Required action: Would you retype the listing below word for word, without any of its pictures?

Provided material:

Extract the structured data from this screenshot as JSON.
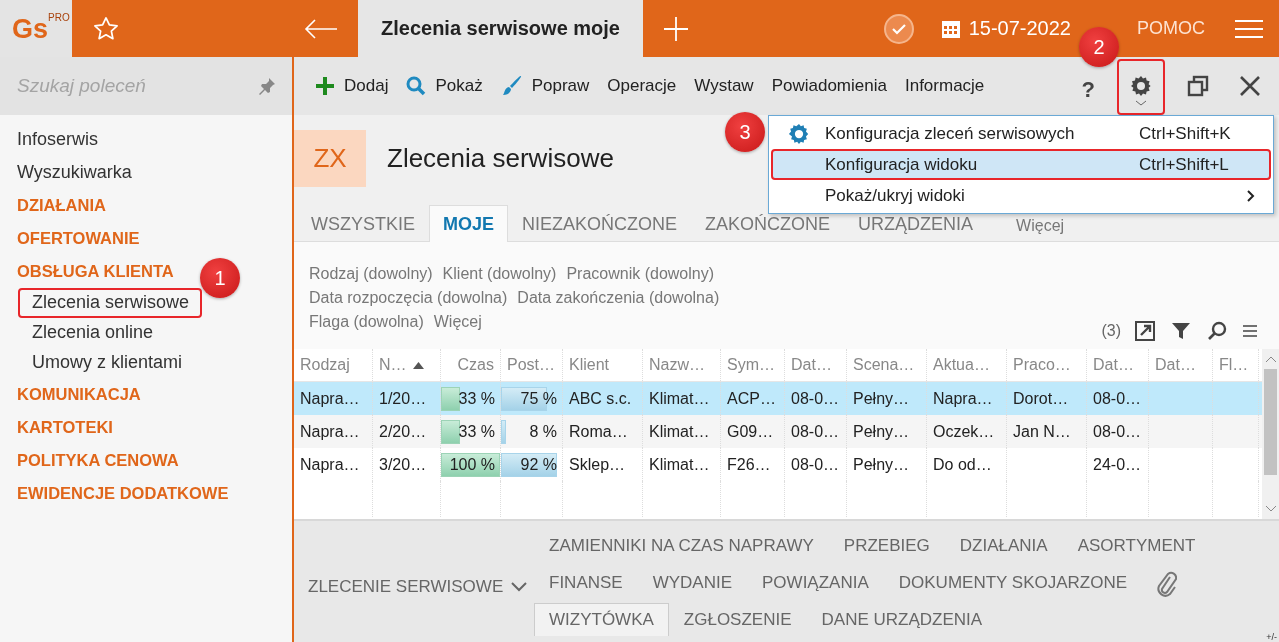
{
  "app": {
    "logo": "Gs",
    "logo_badge": "PRO"
  },
  "topbar": {
    "title": "Zlecenia serwisowe moje",
    "date": "15-07-2022",
    "help": "POMOC"
  },
  "sidebar": {
    "search": {
      "placeholder": "Szukaj poleceń"
    },
    "items": [
      {
        "label": "Infoserwis",
        "kind": "link"
      },
      {
        "label": "Wyszukiwarka",
        "kind": "link"
      },
      {
        "label": "DZIAŁANIA",
        "kind": "section"
      },
      {
        "label": "OFERTOWANIE",
        "kind": "section"
      },
      {
        "label": "OBSŁUGA KLIENTA",
        "kind": "section",
        "children": [
          {
            "label": "Zlecenia serwisowe",
            "highlighted": true,
            "annotation": "1"
          },
          {
            "label": "Zlecenia online",
            "highlighted": false
          },
          {
            "label": "Umowy z klientami",
            "highlighted": false
          }
        ]
      },
      {
        "label": "KOMUNIKACJA",
        "kind": "section"
      },
      {
        "label": "KARTOTEKI",
        "kind": "section"
      },
      {
        "label": "POLITYKA CENOWA",
        "kind": "section"
      },
      {
        "label": "EWIDENCJE DODATKOWE",
        "kind": "section"
      }
    ]
  },
  "toolbar": {
    "actions": [
      {
        "label": "Dodaj"
      },
      {
        "label": "Pokaż"
      },
      {
        "label": "Popraw"
      },
      {
        "label": "Operacje"
      },
      {
        "label": "Wystaw"
      },
      {
        "label": "Powiadomienia"
      },
      {
        "label": "Informacje"
      }
    ],
    "help": "?",
    "settings": {
      "highlighted": true,
      "annotation": "2"
    }
  },
  "menu": {
    "items": [
      {
        "label": "Konfiguracja zleceń serwisowych",
        "shortcut": "Ctrl+Shift+K",
        "selected": false,
        "highlighted": false,
        "annotation": "3"
      },
      {
        "label": "Konfiguracja widoku",
        "shortcut": "Ctrl+Shift+L",
        "selected": true,
        "highlighted": true
      },
      {
        "label": "Pokaż/ukryj widoki",
        "submenu": true,
        "selected": false,
        "highlighted": false
      }
    ]
  },
  "module": {
    "badge": "ZX",
    "title": "Zlecenia serwisowe"
  },
  "tabs": [
    {
      "label": "WSZYSTKIE",
      "selected": false
    },
    {
      "label": "MOJE",
      "selected": true
    },
    {
      "label": "NIEZAKOŃCZONE",
      "selected": false
    },
    {
      "label": "ZAKOŃCZONE",
      "selected": false
    },
    {
      "label": "URZĄDZENIA",
      "selected": false
    },
    {
      "label": "Więcej",
      "selected": false,
      "kind": "more"
    }
  ],
  "filters": [
    [
      "Rodzaj (dowolny)",
      "Klient (dowolny)",
      "Pracownik (dowolny)"
    ],
    [
      "Data rozpoczęcia (dowolna)",
      "Data zakończenia (dowolna)"
    ],
    [
      "Flaga (dowolna)",
      "Więcej"
    ]
  ],
  "count": "(3)",
  "table": {
    "columns": [
      {
        "label": "Rodzaj",
        "sorted": false
      },
      {
        "label": "N…",
        "sorted": true
      },
      {
        "label": "Czas",
        "sorted": false
      },
      {
        "label": "Post…",
        "sorted": false
      },
      {
        "label": "Klient",
        "sorted": false
      },
      {
        "label": "Nazw…",
        "sorted": false
      },
      {
        "label": "Sym…",
        "sorted": false
      },
      {
        "label": "Dat…",
        "sorted": false
      },
      {
        "label": "Scena…",
        "sorted": false
      },
      {
        "label": "Aktua…",
        "sorted": false
      },
      {
        "label": "Praco…",
        "sorted": false
      },
      {
        "label": "Dat…",
        "sorted": false
      },
      {
        "label": "Dat…",
        "sorted": false
      },
      {
        "label": "Fl…",
        "sorted": false
      }
    ],
    "rows": [
      {
        "selected": true,
        "cells": [
          "Napra…",
          "1/20…",
          {
            "text": "33 %",
            "level": 0.33
          },
          {
            "text": "75 %",
            "level": 0.75
          },
          "ABC s.c.",
          "Klimat…",
          "ACP…",
          "08-0…",
          "Pełny…",
          "Napra…",
          "Dorot…",
          "08-0…"
        ]
      },
      {
        "selected": false,
        "cells": [
          "Napra…",
          "2/20…",
          {
            "text": "33 %",
            "level": 0.33
          },
          {
            "text": "8 %",
            "level": 0.08
          },
          "Roma…",
          "Klimat…",
          "G09…",
          "08-0…",
          "Pełny…",
          "Oczek…",
          "Jan N…",
          "08-0…"
        ]
      },
      {
        "selected": false,
        "cells": [
          "Napra…",
          "3/20…",
          {
            "text": "100 %",
            "level": 1
          },
          {
            "text": "92 %",
            "level": 0.92
          },
          "Sklep…",
          "Klimat…",
          "F26…",
          "08-0…",
          "Pełny…",
          "Do od…",
          null,
          "24-0…"
        ]
      }
    ]
  },
  "details": {
    "section": "ZLECENIE SERWISOWE",
    "tab_rows": [
      [
        {
          "label": "ZAMIENNIKI NA CZAS NAPRAWY",
          "selected": false
        },
        {
          "label": "PRZEBIEG",
          "selected": false
        },
        {
          "label": "DZIAŁANIA",
          "selected": false
        },
        {
          "label": "ASORTYMENT",
          "selected": false
        }
      ],
      [
        {
          "label": "FINANSE",
          "selected": false
        },
        {
          "label": "WYDANIE",
          "selected": false
        },
        {
          "label": "POWIĄZANIA",
          "selected": false
        },
        {
          "label": "DOKUMENTY SKOJARZONE",
          "selected": false
        },
        {
          "kind": "attachments",
          "selected": false
        }
      ],
      [
        {
          "label": "WIZYTÓWKA",
          "selected": true
        },
        {
          "label": "ZGŁOSZENIE",
          "selected": false
        },
        {
          "label": "DANE URZĄDZENIA",
          "selected": false
        }
      ]
    ],
    "corner": "+/-"
  }
}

Task response:
Extract the structured data from this screenshot as JSON.
{
  "app": {
    "logo": "Gs",
    "logo_badge": "PRO"
  },
  "topbar": {
    "title": "Zlecenia serwisowe moje",
    "date": "15-07-2022",
    "help": "POMOC"
  },
  "sidebar": {
    "search": {
      "placeholder": "Szukaj poleceń"
    },
    "items": [
      {
        "label": "Infoserwis",
        "kind": "link"
      },
      {
        "label": "Wyszukiwarka",
        "kind": "link"
      },
      {
        "label": "DZIAŁANIA",
        "kind": "section"
      },
      {
        "label": "OFERTOWANIE",
        "kind": "section"
      },
      {
        "label": "OBSŁUGA KLIENTA",
        "kind": "section",
        "children": [
          {
            "label": "Zlecenia serwisowe",
            "highlighted": true,
            "annotation": "1"
          },
          {
            "label": "Zlecenia online",
            "highlighted": false
          },
          {
            "label": "Umowy z klientami",
            "highlighted": false
          }
        ]
      },
      {
        "label": "KOMUNIKACJA",
        "kind": "section"
      },
      {
        "label": "KARTOTEKI",
        "kind": "section"
      },
      {
        "label": "POLITYKA CENOWA",
        "kind": "section"
      },
      {
        "label": "EWIDENCJE DODATKOWE",
        "kind": "section"
      }
    ]
  },
  "toolbar": {
    "actions": [
      {
        "label": "Dodaj"
      },
      {
        "label": "Pokaż"
      },
      {
        "label": "Popraw"
      },
      {
        "label": "Operacje"
      },
      {
        "label": "Wystaw"
      },
      {
        "label": "Powiadomienia"
      },
      {
        "label": "Informacje"
      }
    ],
    "help": "?",
    "settings": {
      "highlighted": true,
      "annotation": "2"
    }
  },
  "menu": {
    "items": [
      {
        "label": "Konfiguracja zleceń serwisowych",
        "shortcut": "Ctrl+Shift+K",
        "selected": false,
        "highlighted": false,
        "annotation": "3"
      },
      {
        "label": "Konfiguracja widoku",
        "shortcut": "Ctrl+Shift+L",
        "selected": true,
        "highlighted": true
      },
      {
        "label": "Pokaż/ukryj widoki",
        "submenu": true,
        "selected": false,
        "highlighted": false
      }
    ]
  },
  "module": {
    "badge": "ZX",
    "title": "Zlecenia serwisowe"
  },
  "tabs": [
    {
      "label": "WSZYSTKIE",
      "selected": false
    },
    {
      "label": "MOJE",
      "selected": true
    },
    {
      "label": "NIEZAKOŃCZONE",
      "selected": false
    },
    {
      "label": "ZAKOŃCZONE",
      "selected": false
    },
    {
      "label": "URZĄDZENIA",
      "selected": false
    },
    {
      "label": "Więcej",
      "selected": false,
      "kind": "more"
    }
  ],
  "filters": [
    [
      "Rodzaj (dowolny)",
      "Klient (dowolny)",
      "Pracownik (dowolny)"
    ],
    [
      "Data rozpoczęcia (dowolna)",
      "Data zakończenia (dowolna)"
    ],
    [
      "Flaga (dowolna)",
      "Więcej"
    ]
  ],
  "count": "(3)",
  "table": {
    "columns": [
      {
        "label": "Rodzaj",
        "sorted": false
      },
      {
        "label": "N…",
        "sorted": true
      },
      {
        "label": "Czas",
        "sorted": false
      },
      {
        "label": "Post…",
        "sorted": false
      },
      {
        "label": "Klient",
        "sorted": false
      },
      {
        "label": "Nazw…",
        "sorted": false
      },
      {
        "label": "Sym…",
        "sorted": false
      },
      {
        "label": "Dat…",
        "sorted": false
      },
      {
        "label": "Scena…",
        "sorted": false
      },
      {
        "label": "Aktua…",
        "sorted": false
      },
      {
        "label": "Praco…",
        "sorted": false
      },
      {
        "label": "Dat…",
        "sorted": false
      },
      {
        "label": "Dat…",
        "sorted": false
      },
      {
        "label": "Fl…",
        "sorted": false
      }
    ],
    "rows": [
      {
        "selected": true,
        "cells": [
          "Napra…",
          "1/20…",
          {
            "text": "33 %",
            "level": 0.33
          },
          {
            "text": "75 %",
            "level": 0.75
          },
          "ABC s.c.",
          "Klimat…",
          "ACP…",
          "08-0…",
          "Pełny…",
          "Napra…",
          "Dorot…",
          "08-0…"
        ]
      },
      {
        "selected": false,
        "cells": [
          "Napra…",
          "2/20…",
          {
            "text": "33 %",
            "level": 0.33
          },
          {
            "text": "8 %",
            "level": 0.08
          },
          "Roma…",
          "Klimat…",
          "G09…",
          "08-0…",
          "Pełny…",
          "Oczek…",
          "Jan N…",
          "08-0…"
        ]
      },
      {
        "selected": false,
        "cells": [
          "Napra…",
          "3/20…",
          {
            "text": "100 %",
            "level": 1
          },
          {
            "text": "92 %",
            "level": 0.92
          },
          "Sklep…",
          "Klimat…",
          "F26…",
          "08-0…",
          "Pełny…",
          "Do od…",
          null,
          "24-0…"
        ]
      }
    ]
  },
  "details": {
    "section": "ZLECENIE SERWISOWE",
    "tab_rows": [
      [
        {
          "label": "ZAMIENNIKI NA CZAS NAPRAWY",
          "selected": false
        },
        {
          "label": "PRZEBIEG",
          "selected": false
        },
        {
          "label": "DZIAŁANIA",
          "selected": false
        },
        {
          "label": "ASORTYMENT",
          "selected": false
        }
      ],
      [
        {
          "label": "FINANSE",
          "selected": false
        },
        {
          "label": "WYDANIE",
          "selected": false
        },
        {
          "label": "POWIĄZANIA",
          "selected": false
        },
        {
          "label": "DOKUMENTY SKOJARZONE",
          "selected": false
        },
        {
          "kind": "attachments",
          "selected": false
        }
      ],
      [
        {
          "label": "WIZYTÓWKA",
          "selected": true
        },
        {
          "label": "ZGŁOSZENIE",
          "selected": false
        },
        {
          "label": "DANE URZĄDZENIA",
          "selected": false
        }
      ]
    ],
    "corner": "+/-"
  }
}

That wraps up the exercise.